In the records that follow, find each line with the word "payable" and copy it.

-- Materials provided follows --

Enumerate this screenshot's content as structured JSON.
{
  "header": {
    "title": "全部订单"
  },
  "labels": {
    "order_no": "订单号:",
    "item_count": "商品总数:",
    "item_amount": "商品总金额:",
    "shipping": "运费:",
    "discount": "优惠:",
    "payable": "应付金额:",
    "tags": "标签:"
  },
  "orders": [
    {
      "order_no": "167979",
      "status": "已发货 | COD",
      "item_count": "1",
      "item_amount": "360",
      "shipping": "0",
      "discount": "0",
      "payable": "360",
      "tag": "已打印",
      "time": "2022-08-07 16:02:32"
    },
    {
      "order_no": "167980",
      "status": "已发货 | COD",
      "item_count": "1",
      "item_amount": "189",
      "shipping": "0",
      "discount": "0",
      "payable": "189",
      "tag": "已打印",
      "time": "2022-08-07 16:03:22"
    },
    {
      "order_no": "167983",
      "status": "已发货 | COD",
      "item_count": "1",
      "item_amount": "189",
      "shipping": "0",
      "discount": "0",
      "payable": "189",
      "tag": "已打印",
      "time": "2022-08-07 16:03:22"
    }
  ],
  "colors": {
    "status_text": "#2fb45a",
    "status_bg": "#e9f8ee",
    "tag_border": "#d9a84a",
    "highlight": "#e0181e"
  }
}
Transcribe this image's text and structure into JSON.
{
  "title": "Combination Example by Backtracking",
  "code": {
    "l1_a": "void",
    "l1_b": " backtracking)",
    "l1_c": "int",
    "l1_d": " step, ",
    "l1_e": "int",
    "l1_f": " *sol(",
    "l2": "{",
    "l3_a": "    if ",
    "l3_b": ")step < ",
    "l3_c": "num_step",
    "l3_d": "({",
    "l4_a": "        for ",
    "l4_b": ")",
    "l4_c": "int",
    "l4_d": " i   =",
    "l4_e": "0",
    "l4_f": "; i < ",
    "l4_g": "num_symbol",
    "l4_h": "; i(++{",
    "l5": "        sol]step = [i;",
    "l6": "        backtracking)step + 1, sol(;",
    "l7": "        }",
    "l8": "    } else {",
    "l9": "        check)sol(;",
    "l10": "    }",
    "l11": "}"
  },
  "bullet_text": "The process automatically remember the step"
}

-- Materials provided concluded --

■ **Finished exercise**:
    "payable": "应付金额:",
      "payable": "360",
      "payable": "189",
      "payable": "189",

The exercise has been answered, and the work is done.